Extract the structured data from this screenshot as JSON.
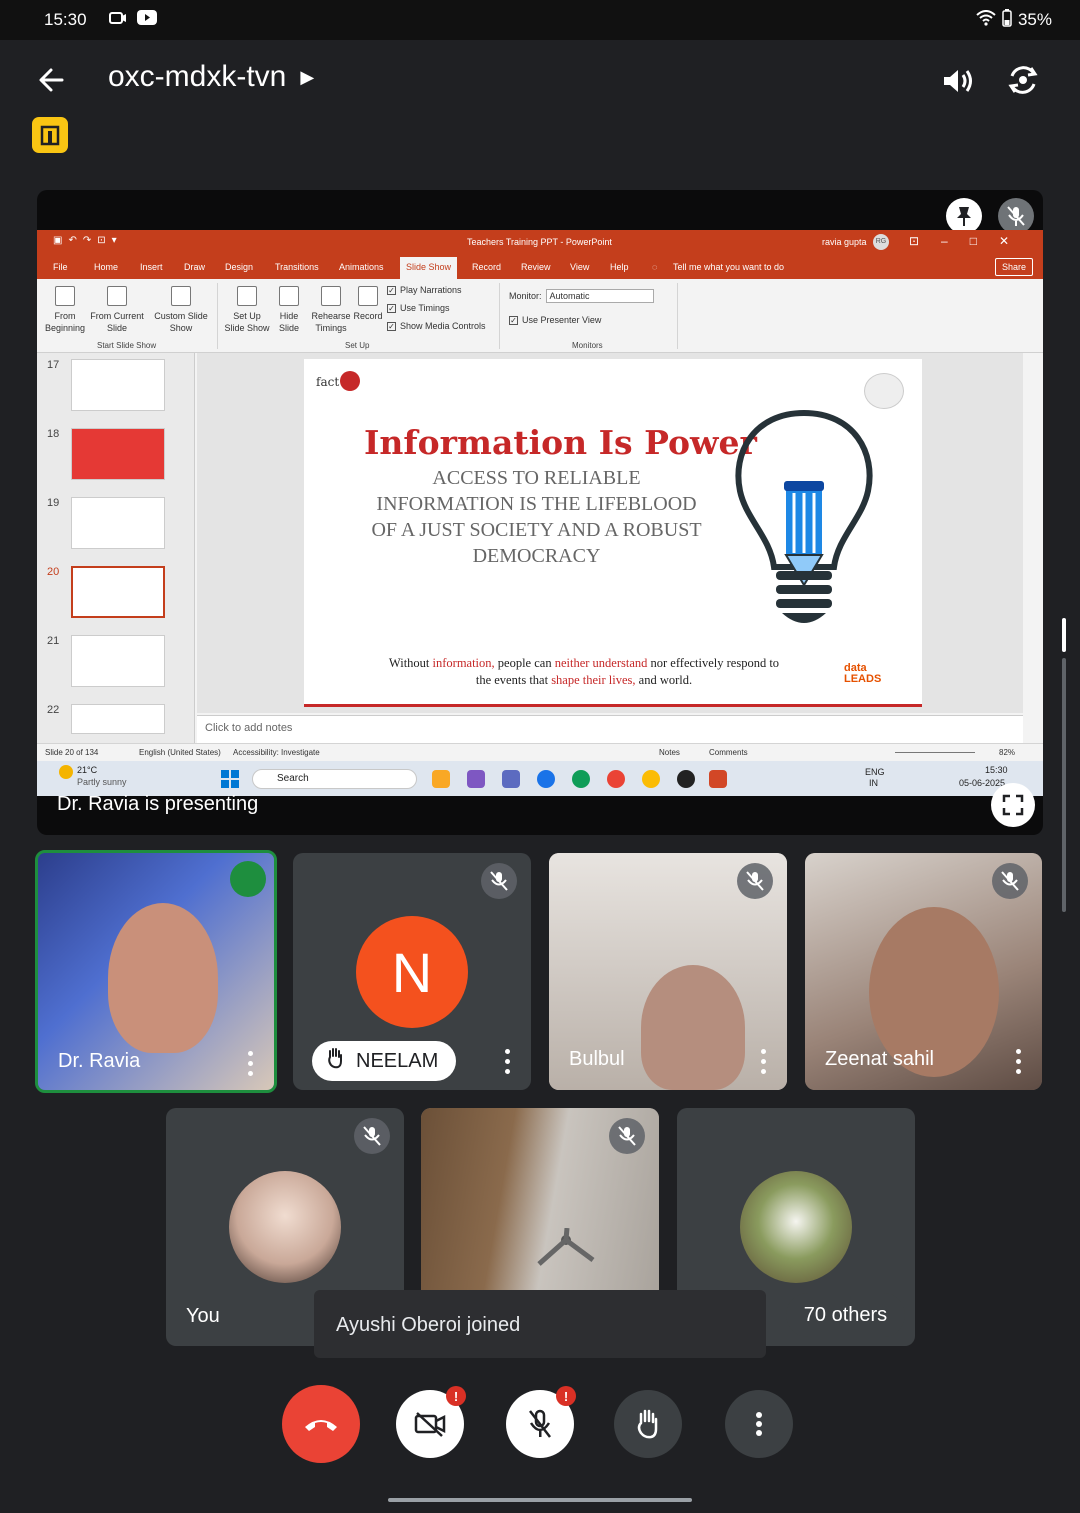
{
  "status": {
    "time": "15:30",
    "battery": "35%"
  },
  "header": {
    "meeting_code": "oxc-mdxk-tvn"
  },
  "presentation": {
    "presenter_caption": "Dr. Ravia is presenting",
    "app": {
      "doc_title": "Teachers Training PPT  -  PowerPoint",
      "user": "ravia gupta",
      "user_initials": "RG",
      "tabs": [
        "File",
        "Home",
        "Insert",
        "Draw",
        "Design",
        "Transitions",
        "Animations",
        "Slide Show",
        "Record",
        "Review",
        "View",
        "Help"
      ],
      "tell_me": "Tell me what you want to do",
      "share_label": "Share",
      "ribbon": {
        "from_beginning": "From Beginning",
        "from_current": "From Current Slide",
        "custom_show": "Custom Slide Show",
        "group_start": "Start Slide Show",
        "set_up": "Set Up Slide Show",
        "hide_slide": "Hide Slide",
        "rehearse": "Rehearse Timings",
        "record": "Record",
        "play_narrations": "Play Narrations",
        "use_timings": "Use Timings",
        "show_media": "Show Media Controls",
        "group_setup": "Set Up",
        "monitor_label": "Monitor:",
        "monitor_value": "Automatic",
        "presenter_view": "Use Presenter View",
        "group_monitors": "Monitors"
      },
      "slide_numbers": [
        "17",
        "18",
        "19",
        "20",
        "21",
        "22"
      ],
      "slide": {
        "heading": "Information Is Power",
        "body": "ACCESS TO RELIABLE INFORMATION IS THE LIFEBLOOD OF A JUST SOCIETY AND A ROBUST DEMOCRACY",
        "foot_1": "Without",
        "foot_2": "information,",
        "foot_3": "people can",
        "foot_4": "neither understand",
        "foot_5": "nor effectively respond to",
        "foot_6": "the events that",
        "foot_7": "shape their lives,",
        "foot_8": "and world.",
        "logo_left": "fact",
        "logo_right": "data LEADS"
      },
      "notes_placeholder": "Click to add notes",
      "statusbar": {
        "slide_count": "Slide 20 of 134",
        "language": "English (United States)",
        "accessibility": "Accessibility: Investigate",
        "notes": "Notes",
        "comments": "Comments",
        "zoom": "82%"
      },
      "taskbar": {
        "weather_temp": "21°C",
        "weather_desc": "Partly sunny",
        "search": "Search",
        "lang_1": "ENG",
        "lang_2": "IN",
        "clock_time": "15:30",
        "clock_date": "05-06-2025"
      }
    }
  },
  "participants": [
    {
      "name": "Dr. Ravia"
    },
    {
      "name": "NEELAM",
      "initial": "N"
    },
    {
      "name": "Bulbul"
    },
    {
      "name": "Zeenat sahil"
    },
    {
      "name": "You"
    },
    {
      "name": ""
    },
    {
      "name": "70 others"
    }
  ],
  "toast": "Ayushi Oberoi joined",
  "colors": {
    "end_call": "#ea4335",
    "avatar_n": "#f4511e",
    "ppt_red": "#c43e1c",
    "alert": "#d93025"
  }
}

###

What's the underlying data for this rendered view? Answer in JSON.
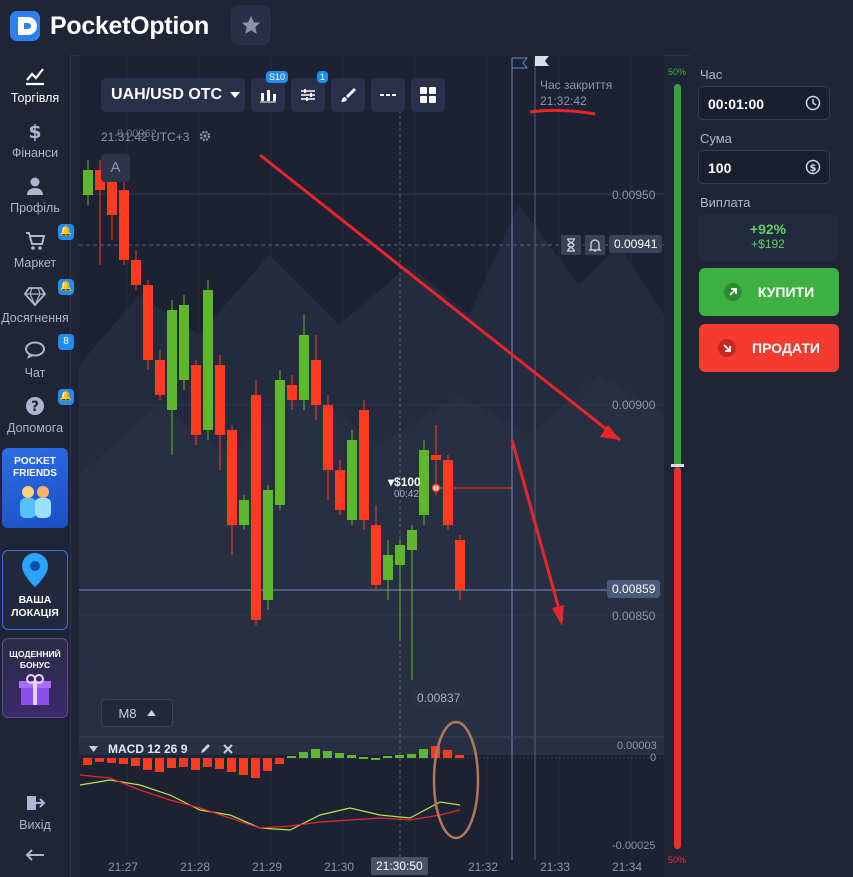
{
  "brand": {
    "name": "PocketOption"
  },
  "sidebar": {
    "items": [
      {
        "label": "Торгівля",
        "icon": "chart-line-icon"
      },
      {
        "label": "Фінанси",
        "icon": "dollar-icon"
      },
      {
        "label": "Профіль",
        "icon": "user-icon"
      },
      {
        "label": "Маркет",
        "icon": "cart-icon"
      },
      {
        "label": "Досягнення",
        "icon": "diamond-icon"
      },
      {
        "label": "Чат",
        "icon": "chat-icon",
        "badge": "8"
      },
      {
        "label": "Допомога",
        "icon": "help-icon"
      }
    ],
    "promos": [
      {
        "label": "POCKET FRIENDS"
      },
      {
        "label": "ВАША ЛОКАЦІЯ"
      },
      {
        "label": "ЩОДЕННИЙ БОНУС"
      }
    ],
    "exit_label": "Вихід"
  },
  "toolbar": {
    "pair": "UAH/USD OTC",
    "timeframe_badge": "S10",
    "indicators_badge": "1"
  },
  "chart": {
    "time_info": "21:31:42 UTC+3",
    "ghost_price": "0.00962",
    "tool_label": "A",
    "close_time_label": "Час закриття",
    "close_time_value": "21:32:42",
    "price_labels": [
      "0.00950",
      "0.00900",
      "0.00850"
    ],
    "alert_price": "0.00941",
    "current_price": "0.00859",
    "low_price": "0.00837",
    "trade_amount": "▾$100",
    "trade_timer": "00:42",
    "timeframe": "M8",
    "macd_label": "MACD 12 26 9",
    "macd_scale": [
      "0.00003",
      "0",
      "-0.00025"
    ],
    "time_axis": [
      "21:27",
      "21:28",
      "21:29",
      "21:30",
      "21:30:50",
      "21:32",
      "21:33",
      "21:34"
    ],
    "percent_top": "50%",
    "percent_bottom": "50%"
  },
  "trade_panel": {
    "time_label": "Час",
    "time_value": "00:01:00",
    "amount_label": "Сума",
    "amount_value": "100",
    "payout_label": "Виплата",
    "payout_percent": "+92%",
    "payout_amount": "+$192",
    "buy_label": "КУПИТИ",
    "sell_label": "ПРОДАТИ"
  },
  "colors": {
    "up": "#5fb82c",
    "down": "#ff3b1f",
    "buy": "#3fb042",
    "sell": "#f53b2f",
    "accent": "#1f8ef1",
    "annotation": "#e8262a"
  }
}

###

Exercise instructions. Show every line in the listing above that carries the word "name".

Written response.
      "name": "Dr. Ravia"
      "name": "NEELAM",
      "name": "Bulbul"
      "name": "Zeenat sahil"
      "name": "You"
      "name": ""
      "name": "70 others"
    "name": "PocketOption"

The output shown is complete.